> **PROBLEM**: Would you copy all lines in the data that contain the word "JSON"?

> **EXTRACTED DATA**:
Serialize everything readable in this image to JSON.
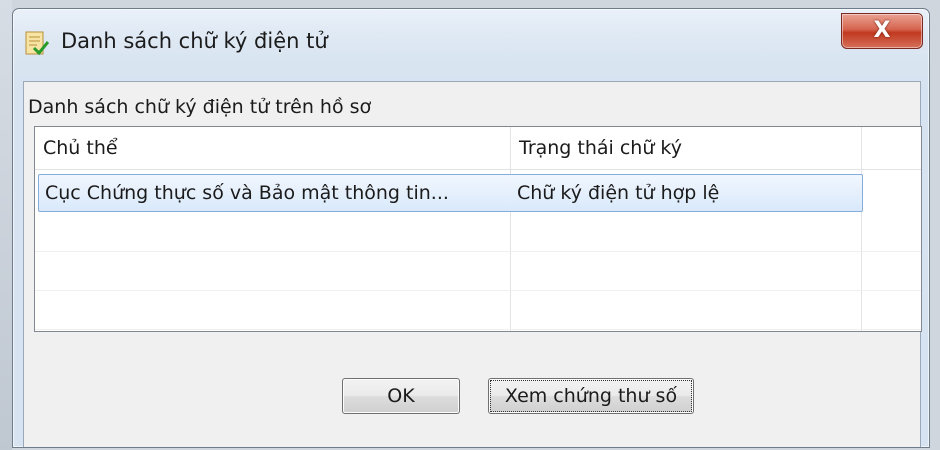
{
  "window": {
    "title": "Danh sách chữ ký điện tử",
    "close_label": "X"
  },
  "main": {
    "section_label": "Danh sách chữ ký điện tử trên hồ sơ",
    "table": {
      "columns": [
        "Chủ thể",
        "Trạng thái chữ ký"
      ],
      "rows": [
        [
          "Cục Chứng thực số và Bảo mật thông tin...",
          "Chữ ký điện tử hợp lệ"
        ]
      ]
    }
  },
  "buttons": {
    "ok_label": "OK",
    "view_cert_label": "Xem chứng thư số"
  },
  "colors": {
    "selection": "#d9e9fb",
    "selection_border": "#84acdd",
    "close_button": "#c0391f"
  }
}
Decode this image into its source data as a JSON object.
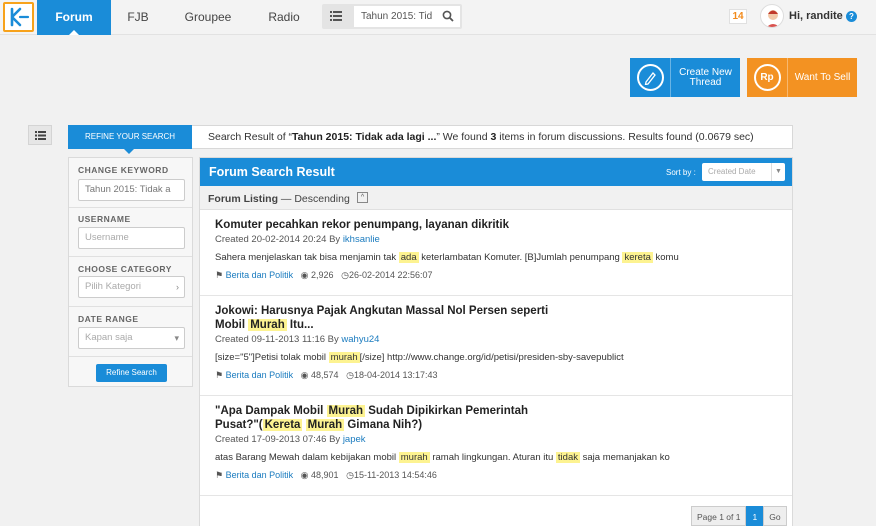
{
  "nav": {
    "tabs": [
      "Forum",
      "FJB",
      "Groupee",
      "Radio"
    ],
    "search_value": "Tahun 2015: Tid",
    "notification_count": "14",
    "greeting": "Hi, randite",
    "help": "?"
  },
  "actions": {
    "create_label": "Create New Thread",
    "create_icon": "pencil-icon",
    "sell_label": "Want To Sell",
    "sell_icon_text": "Rp"
  },
  "refine": {
    "button": "REFINE YOUR SEARCH",
    "result_prefix": "Search Result of “",
    "result_query": "Tahun 2015: Tidak ada lagi ...",
    "result_mid": "” We found ",
    "result_count": "3",
    "result_suffix": " items in forum discussions. Results found (0.0679 sec)"
  },
  "sidebar": {
    "keyword_label": "CHANGE KEYWORD",
    "keyword_value": "Tahun 2015: Tidak a",
    "username_label": "USERNAME",
    "username_placeholder": "Username",
    "category_label": "CHOOSE CATEGORY",
    "category_placeholder": "Pilih Kategori",
    "date_label": "DATE RANGE",
    "date_placeholder": "Kapan saja",
    "submit": "Refine Search"
  },
  "main": {
    "title": "Forum Search Result",
    "sort_label": "Sort by :",
    "sort_value": "Created Date",
    "listing_label": "Forum Listing",
    "listing_order": " — Descending",
    "threads": [
      {
        "title_parts": [
          "Komuter pecahkan rekor penumpang, layanan dikritik"
        ],
        "created": "Created 20-02-2014 20:24 By ",
        "author": "ikhsanlie",
        "snippet": [
          "Sahera menjelaskan tak bisa menjamin tak ",
          "ada",
          " keterlambatan Komuter. [B]Jumlah penumpang ",
          "kereta",
          " komu"
        ],
        "category": "Berita dan Politik",
        "views": "2,926",
        "last": "26-02-2014 22:56:07"
      },
      {
        "title_line1": "Jokowi: Harusnya Pajak Angkutan Massal Nol Persen seperti",
        "title_line2": [
          "Mobil ",
          "Murah",
          " Itu..."
        ],
        "created": "Created 09-11-2013 11:16 By ",
        "author": "wahyu24",
        "snippet": [
          "[size=\"5\"]Petisi tolak mobil ",
          "murah",
          "[/size] http://www.change.org/id/petisi/presiden-sby-savepublict"
        ],
        "category": "Berita dan Politik",
        "views": "48,574",
        "last": "18-04-2014 13:17:43"
      },
      {
        "title_line1": [
          "\"Apa Dampak Mobil ",
          "Murah",
          " Sudah Dipikirkan Pemerintah"
        ],
        "title_line2": [
          "Pusat?\"(",
          "Kereta",
          " ",
          "Murah",
          " Gimana Nih?)"
        ],
        "created": "Created 17-09-2013 07:46 By ",
        "author": "japek",
        "snippet": [
          "atas Barang Mewah dalam kebijakan mobil ",
          "murah",
          " ramah lingkungan. Aturan itu ",
          "tidak",
          " saja memanjakan ko"
        ],
        "category": "Berita dan Politik",
        "views": "48,901",
        "last": "15-11-2013 14:54:46"
      }
    ],
    "pager": {
      "info": "Page 1 of 1",
      "current": "1",
      "go": "Go"
    }
  },
  "colors": {
    "primary": "#1a8cd8",
    "accent": "#f39222",
    "highlight": "#fdf391"
  }
}
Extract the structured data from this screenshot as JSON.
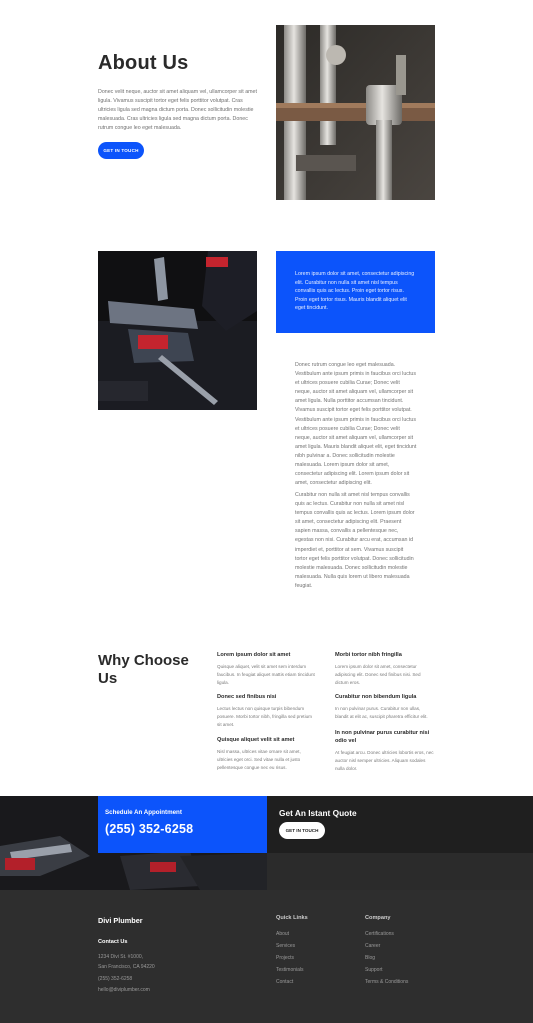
{
  "about": {
    "title": "About Us",
    "text": "Donec velit neque, auctor sit amet aliquam vel, ullamcorper sit amet ligula. Vivamus suscipit tortor eget felis porttitor volutpat. Cras ultricies ligula sed magna dictum porta. Donec sollicitudin molestie malesuada. Cras ultricies ligula sed magna dictum porta. Donec rutrum congue leo eget malesuada.",
    "button": "GET IN TOUCH"
  },
  "blue_box": {
    "text": "Lorem ipsum dolor sit amet, consectetur adipiscing elit. Curabitur non nulla sit amet nisl tempus convallis quis ac lectus. Proin eget tortor risus. Proin eget tortor risus. Mauris blandit aliquet elit eget tincidunt."
  },
  "body": {
    "p1": "Donec rutrum congue leo eget malesuada. Vestibulum ante ipsum primis in faucibus orci luctus et ultrices posuere cubilia Curae; Donec velit neque, auctor sit amet aliquam vel, ullamcorper sit amet ligula. Nulla porttitor accumsan tincidunt. Vivamus suscipit tortor eget felis porttitor volutpat. Vestibulum ante ipsum primis in faucibus orci luctus et ultrices posuere cubilia Curae; Donec velit neque, auctor sit amet aliquam vel, ullamcorper sit amet ligula. Mauris blandit aliquet elit, eget tincidunt nibh pulvinar a. Donec sollicitudin molestie malesuada. Lorem ipsum dolor sit amet, consectetur adipiscing elit. Lorem ipsum dolor sit amet, consectetur adipiscing elit.",
    "p2": "Curabitur non nulla sit amet nisl tempus convallis quis ac lectus. Curabitur non nulla sit amet nisl tempus convallis quis ac lectus. Lorem ipsum dolor sit amet, consectetur adipiscing elit. Praesent sapien massa, convallis a pellentesque nec, egestas non nisi. Curabitur arcu erat, accumsan id imperdiet et, porttitor at sem. Vivamus suscipit tortor eget felis porttitor volutpat. Donec sollicitudin molestie malesuada. Donec sollicitudin molestie malesuada. Nulla quis lorem ut libero malesuada feugiat."
  },
  "why": {
    "title": "Why Choose Us",
    "features": [
      {
        "title": "Lorem ipsum dolor sit amet",
        "text": "Quisque aliquet, velit sit amet sem interdum faucibus. In feugiat aliquet mattis etiam tincidunt ligula."
      },
      {
        "title": "Morbi tortor nibh fringilla",
        "text": "Lorem ipsum dolor sit amet, consectetur adipiscing elit. Donec sed finibus nisi. Sed dictum eros."
      },
      {
        "title": "Donec sed finibus nisi",
        "text": "Lectus lectus non quisque turpis bibendum posuere. Morbi tortor nibh, fringilla sed pretium sit amet."
      },
      {
        "title": "Curabitur non bibendum ligula",
        "text": "In non pulvinar purus. Curabitur non ullas, blandit at elit ac, suscipit pharetra efficitur elit."
      },
      {
        "title": "Quisque aliquet velit sit amet",
        "text": "Nisl massa, ultrices vitae ornare sit amet, ultricies eget orci. Sed vitae nulla et justo pellentesque congue nec eu risus."
      },
      {
        "title": "In non pulvinar purus curabitur nisi odio vel",
        "text": "At feugiat arcu. Donec ultricies lobortis eros, nec auctor nisl semper ultricies. Aliquam sodales nulla dolor."
      }
    ]
  },
  "cta": {
    "schedule_label": "Schedule An Appointment",
    "phone": "(255) 352-6258",
    "quote_title": "Get An Istant Quote",
    "quote_button": "GET IN TOUCH"
  },
  "footer": {
    "brand": "Divi Plumber",
    "contact_heading": "Contact Us",
    "address1": "1234 Divi St. #1000,",
    "address2": "San Francisco, CA 94220",
    "phone": "(255) 352-6258",
    "email": "hello@diviplumber.com",
    "quick_links_heading": "Quick Links",
    "quick_links": [
      "About",
      "Services",
      "Projects",
      "Testimonials",
      "Contact"
    ],
    "company_heading": "Company",
    "company_links": [
      "Certifications",
      "Career",
      "Blog",
      "Support",
      "Terms & Conditions"
    ]
  },
  "colors": {
    "accent": "#0c54fb",
    "dark": "#2e2e2e",
    "text": "#2a2a2a"
  }
}
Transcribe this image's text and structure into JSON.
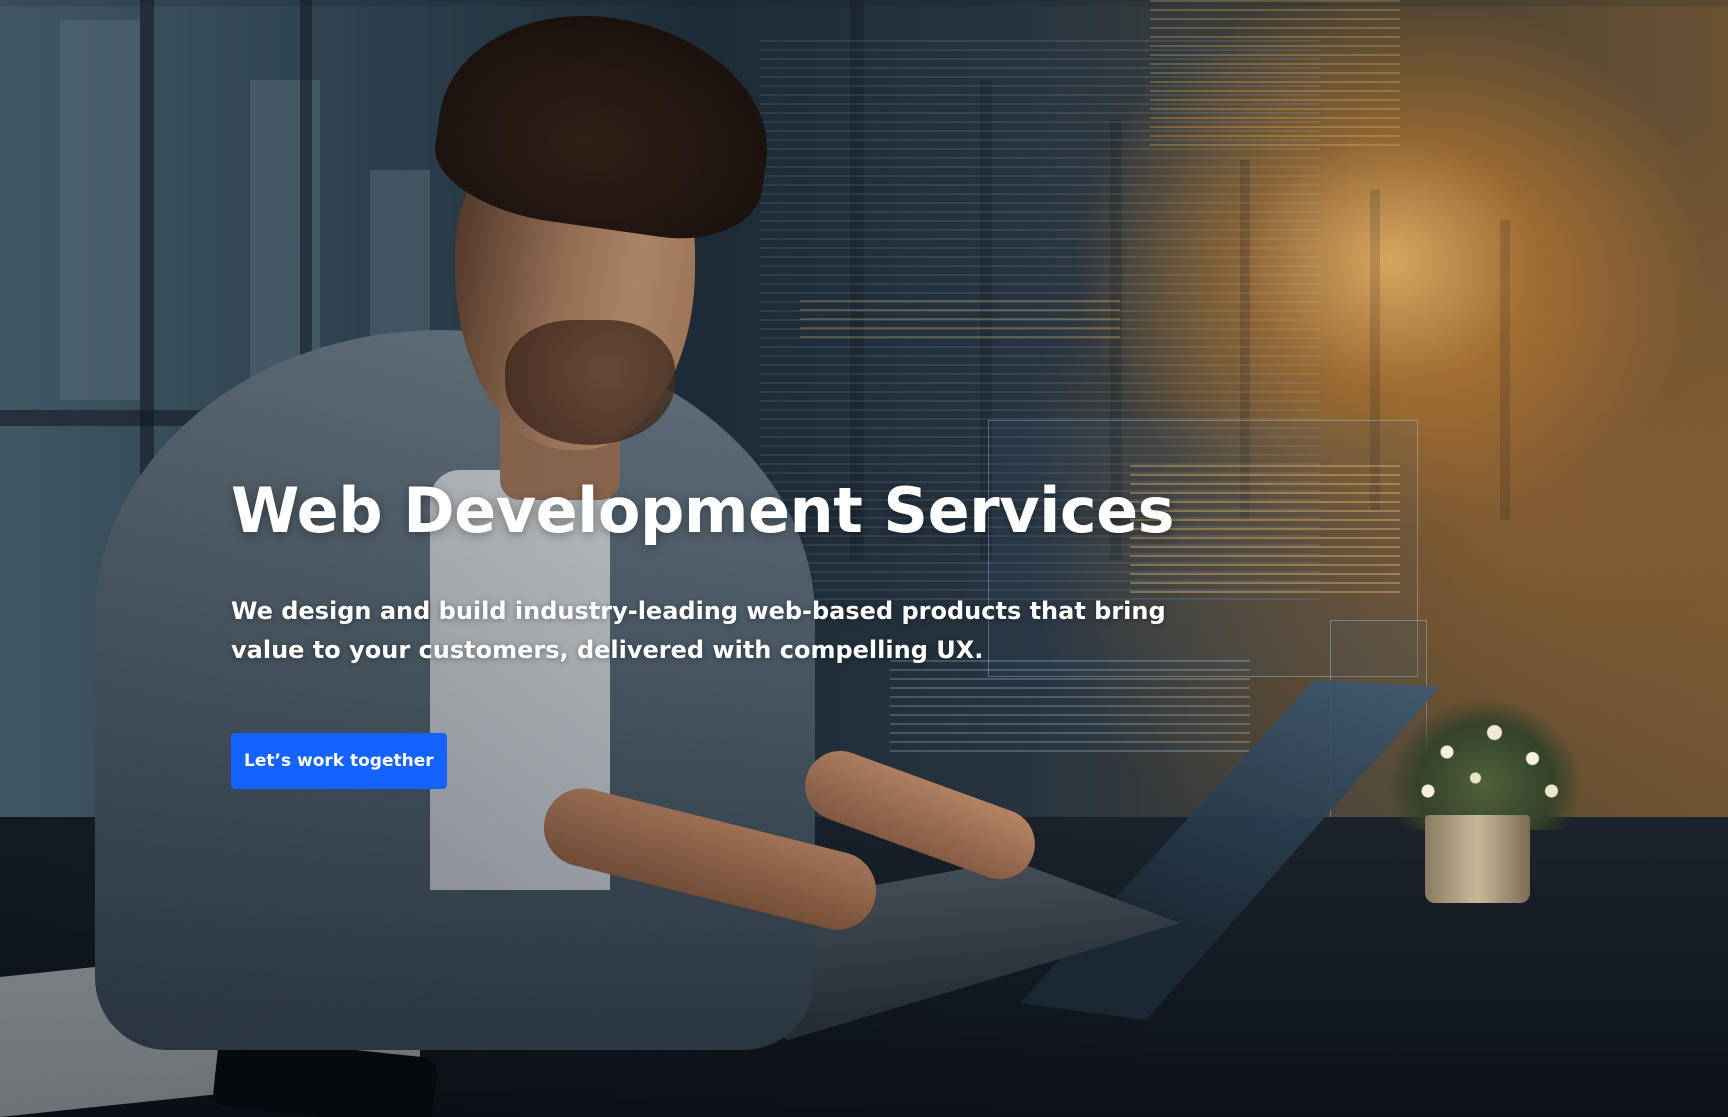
{
  "hero": {
    "title": "Web Development Services",
    "subtitle": "We design and build industry-leading web-based products that bring value to your customers, delivered with compelling UX.",
    "cta_label": "Let’s work together"
  },
  "colors": {
    "cta_background": "#1463ff",
    "text": "#ffffff"
  }
}
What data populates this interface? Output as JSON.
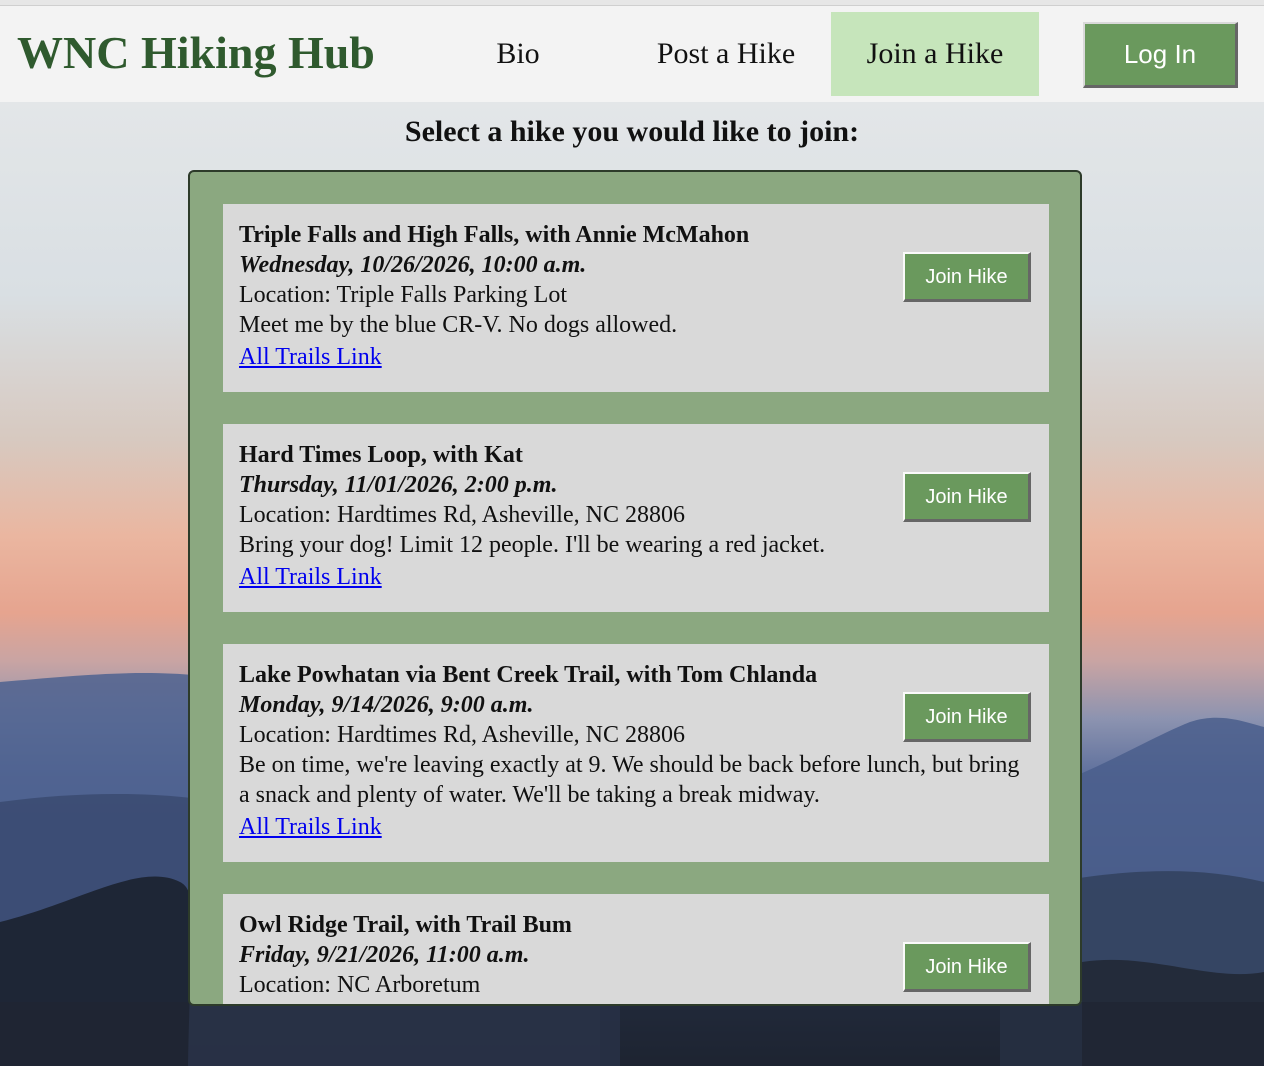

> **SOLUTION FOR THIS TASK**:
Serialize everything readable in this image to JSON.
Decode this image into its source data as a JSON object.
Extract the structured data from this screenshot as JSON.
Transcribe this image's text and structure into JSON.
What data populates this interface? Output as JSON.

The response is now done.